    instructor's position on a topic, it is important to let discussion end before the instructor

    expresses an opinion (Bonk & Cummings, 1998, as cited by Chaulk & Clement, 2007). The role

    of the instructor in discussion is as the guide on the side guiding discussions as opposed to the

    sage on the stage teaching (Heuer & King, 2004) .

    Instructional Design

    Savery and Duffy (1996, as cited by Knowles, Holton III, & Swanson, 2005, p193) state

    constructivist instructional principles are:

    anchor all learning activities to a larger task or problem. support the learner in developing ownership for the overall problem or

    task. design an authentic task. design the task and the learning environment to reflect the complexity of

    the environment in which learners should be able to function at the end oflearning.

    give the learner ownership of the process used to develop a situation. design the learning environment to support and challenge the learners
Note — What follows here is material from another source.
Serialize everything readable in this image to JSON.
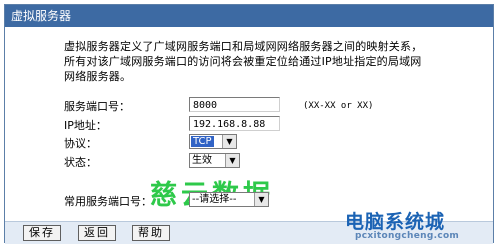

    thinking. encourage testing ideas against alternate views and alternative contexts. provide opportunity for and support reflection on both content learned

    and the learning process.

    Bonk and Cummings (1998, as cited by Chaulk & Clement, 2007) feel that finding a

    balance between interesting real-world projects and not overwhelming learners is a complex

  • Constructivism. Learning Theory, 6

    challenge for instructors. To meet the principles of Savery and Duffy, and find a task that would

    be interesting and do-able, it may be essential for learners to be involved in task selection.

    Karagiorgi and Symeou (2005) feel that constructivism is a learning theory and not an

    instructional-design theory. For Jonassen (1994, as cited by Karagiorgi & Symeou, 2005),

    constructivist instruction is an oxymoron. This problem was found when developing the

    Learning = CM2 Model (Chaulk & Clement, 2007). It is an ID model with no instruction, just a

    set of tasks for the learner, using the learner as designer. Ultimately, the model may be flawed

    because the learner has to take on too much responsibility.

    Kirschner, Sweller, and Clark (2006) state that research shows minimal, constructivist-

    based instruction: is less effective than direct instruction for novice and intermediate learners and

    only equally effective for expert learners; and may have negative results as learners make errors

    constructing knowledge. They feel that expert learners do better because t